The United Nations Peacekeeping Force in Cyprus (UNFICYP) appeared on the island in 1964 after inter-communal strife broke out between the Greek and Turkish Cypriot communities and never left, making it one of the longest-serving UN peacekeeping forces.
Theoretically, compared to other so-called “frozen conflicts,” the Cyprus problem should be easy to resolve if there is sufficient political will. There has been no violence between the Turkish and Greek Cypriot communities for years. Instead, there are many social contacts and friendships. Despite this, the Cyprus problem has proven to be a difficult nut to crack, becoming increasingly complicated these days due to a dispute over hydrocarbons in the Eastern Mediterranean.
Sixteen years ago, former Greek Cypriot leader George Vasiliou told me that the main obstacle to reunification was the intransigent position of Turkey, which maintains some 40,000 troops in the north of the island. Indeed, I remember listening to a speech from a Turkish general (back in those days the Turkish military had a very strong hand in foreign policy decision-making) saying that Ankara would not give one pebble of Cyprus away, arguing that strategically Cyprus was as vital for Turkey in the 1990s as it had been in the 1970s and 1980s.
However, the general perception amongst the international community that Ankara was the main obstacle was blown out of water in 2004 when Turkish Cypriots voted “yes” for reunification, supporting with some 65 percent the UN’s Annan Plan, which was backed by the international community, Turkey and Greece. Seventy-five percent of Greek Cypriots voted “no.”
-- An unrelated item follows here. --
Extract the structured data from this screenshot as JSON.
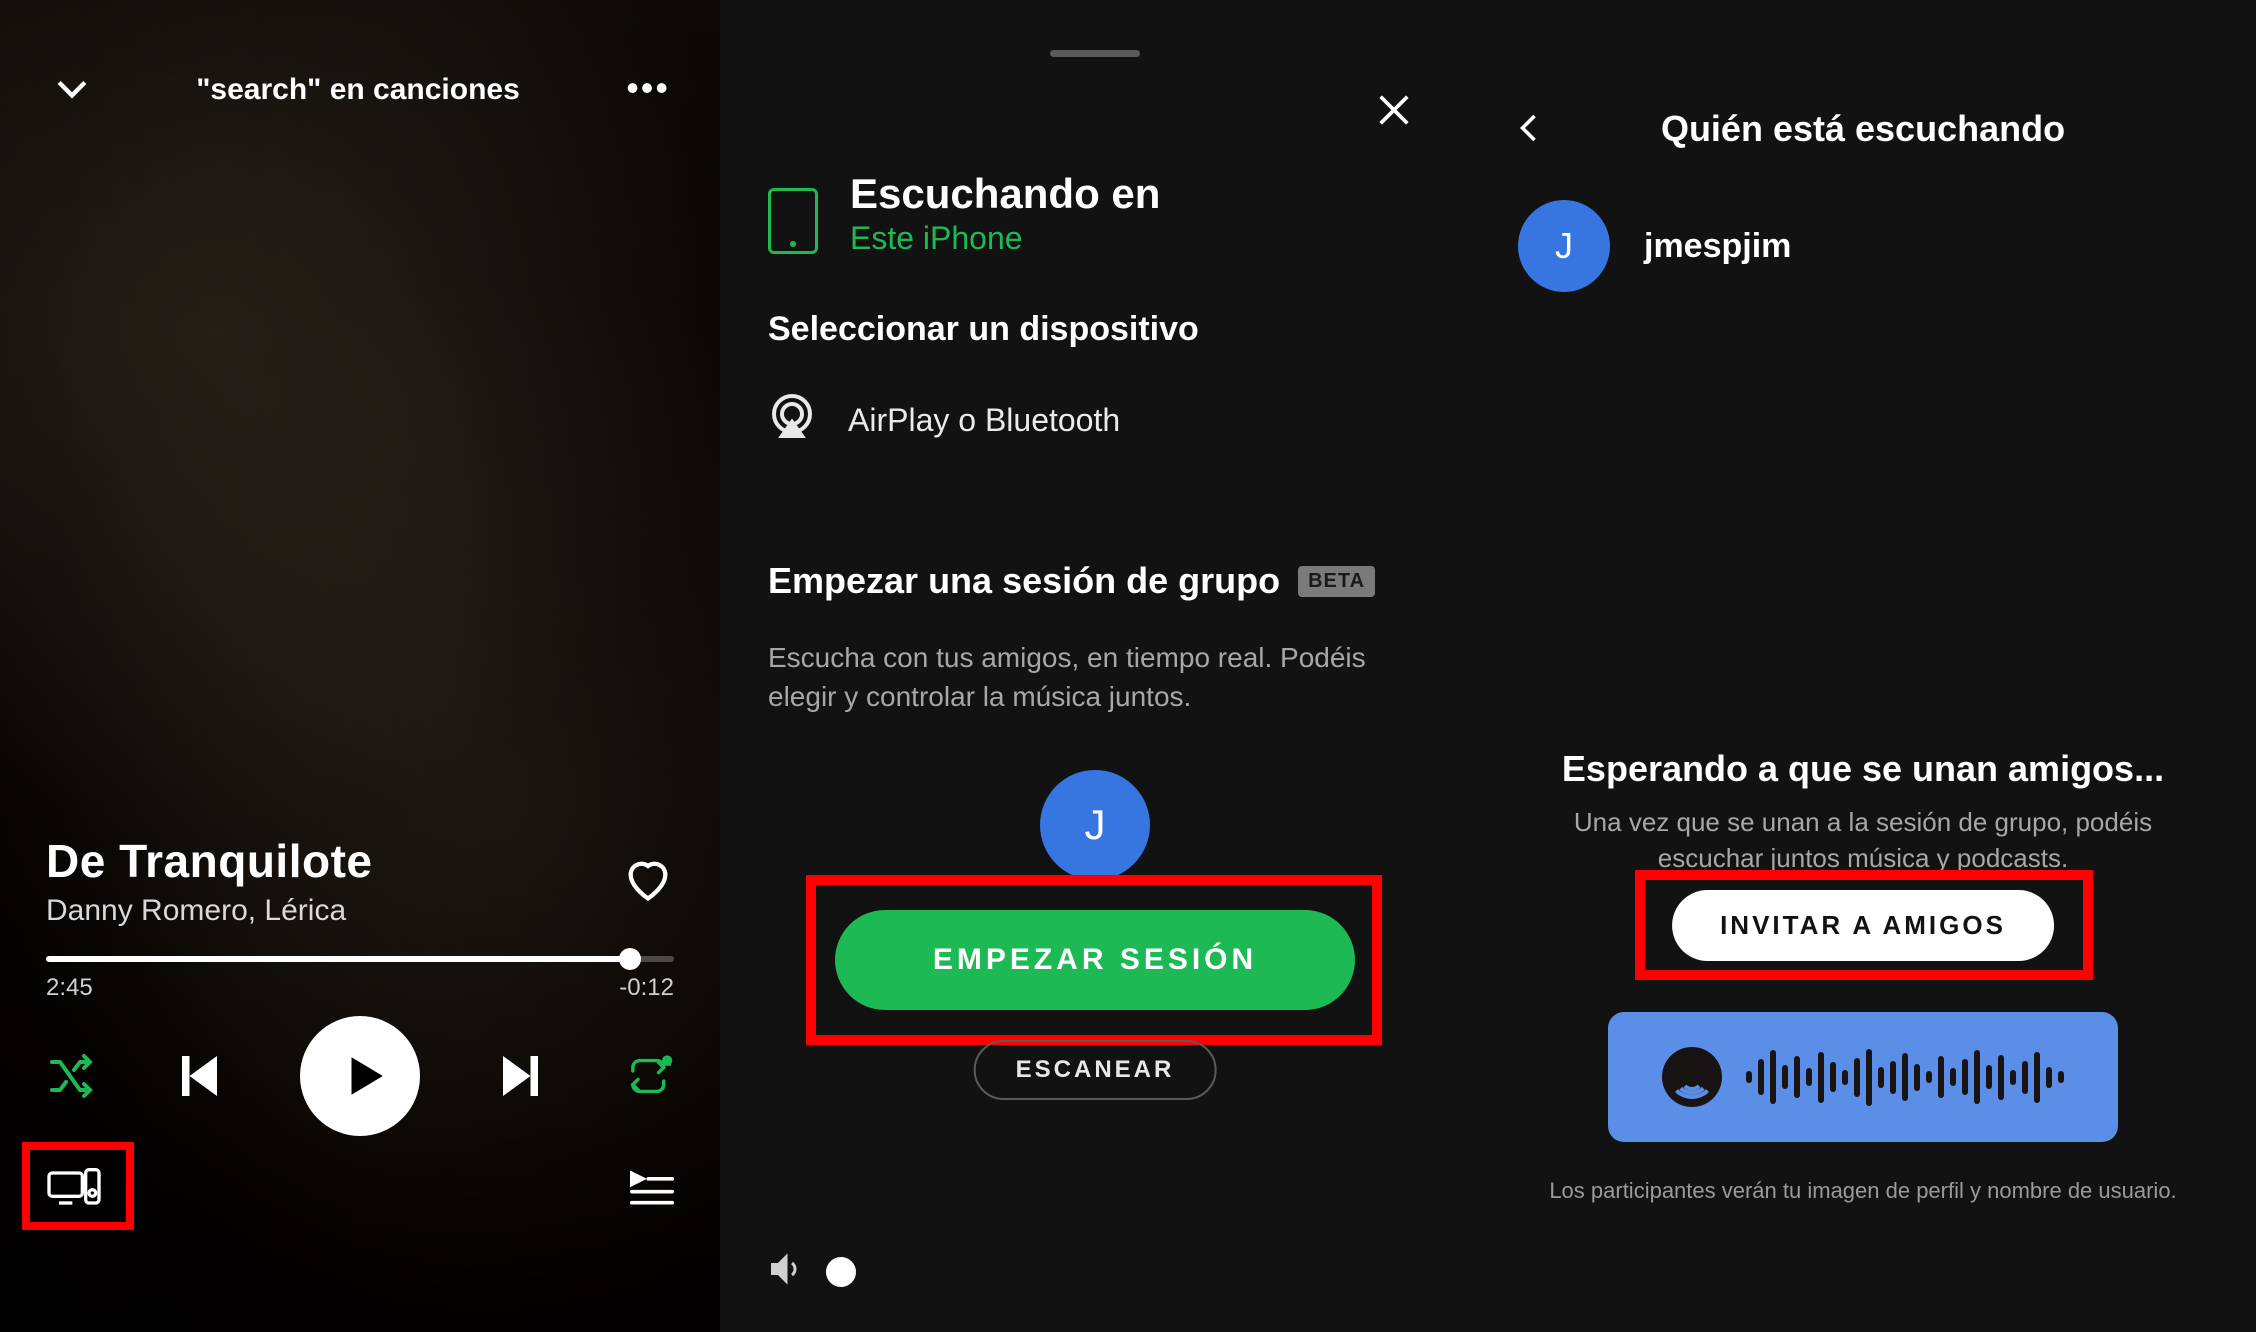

While it was the democratic right of Greek Cypriots to vote “no,” it had significant repercussions. The Greek Cypriots joined the EU a few weeks later, while the Turkish Cypriots were left out, which left them disappointed and resentful. Finding a solution had never been a criterion for membership. Then-European Commissioner for Enlargement Günter Verheugen publicly declared that he felt cheated by the leader of the Greek Cypriot community at the time, Tassos Papadopoulos, who had made an emotional televised plea for Greek Cypriots to vote “no,” despite that fact that Papadopoulos had negotiated the plan.
He accused the UN of producing a Turkey-friendly plan in order to facilitate the opening of accession talks with Ankara — supporting a peaceful solution to the Cyprus problem had been one of the criteria. At that point, the UN, the EU and just about everybody else working on this issue was fed up. Years of efforts had come to nothing. It was time for a pause.
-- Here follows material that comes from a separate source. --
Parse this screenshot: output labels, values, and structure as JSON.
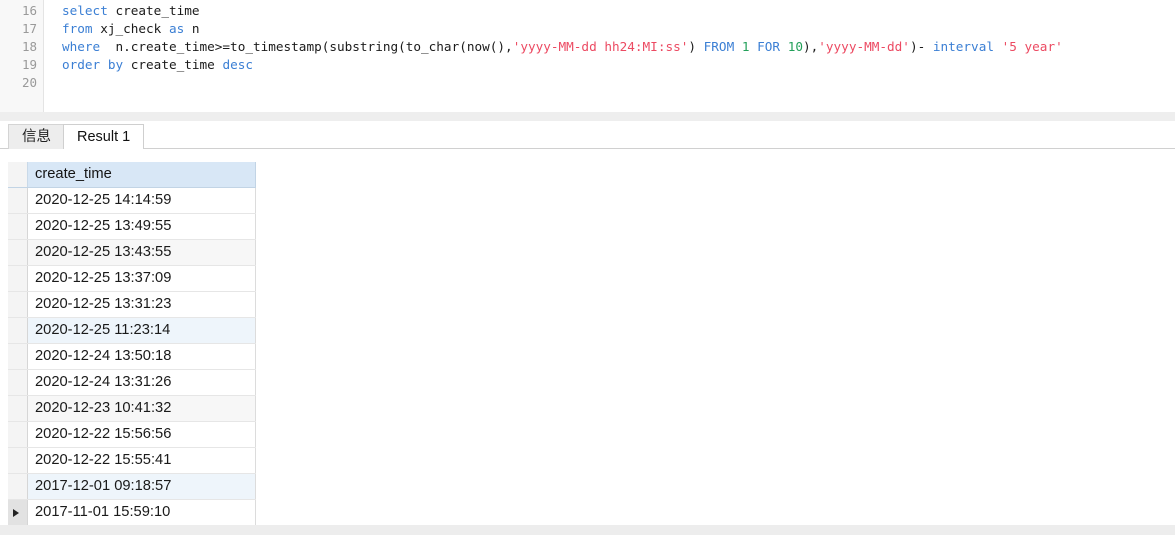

In 2008 a new cycle of talks began between the two sides’ leaders, Mehmet Ali Talat and Dimitris Christofias. Between then and now there have been many ups and downs and changes of leadership, including unprecedented support from religious leaders. Yet the bubble of optimism burst: The Turkish Cypriots accuse the Greek Cypriots of stalling by insisting that previously agreed positions be renegotiated; the Greek Cypriots accuse the Turkish Cypriots of putting forward unrealistic proposals. I am aware the substance of the negotiations deserves a much greater analysis but in such a word-restricted article this is impossible. I am currently working on a much longer paper which will go into the nitty-gritty of the matter.
In October 2014, as the two leaders — now Nicos Anastasiades and Derviş Eroğlu — were due to start substantive talks, the Greek Cypriots left the talks following Turkey’s announcement that Ankara was preparing to dispatch a seismic vessel to carry out research in Cyprus’ Exclusive Economic Zone (EEZ), near to where the Italian energy company ENI is caring our natural gas exploration. The Greek Cypriots demanded that Turkey get out of its EEZ as a precondition to resuming talks; Turkey and the Turkish Cypriots insisted the Greek Cypriots stop drilling.
Hydrocarbons should be used as an incentive for peace, but instead they have jeopardized the talks. As of today the negotiations remain frozen. While the gas exploration is due to come to a natural end very shortly, with leadership elections in the north in April and elections in Turkey in June, it seems highly unlikely talks will be restarted until the autumn and even then, with no concrete solution to the hydrocarbon issue, there is every chance they may run aground and again bring increased disillusionment — not to mention greater regional instability — that a solution will ever be found.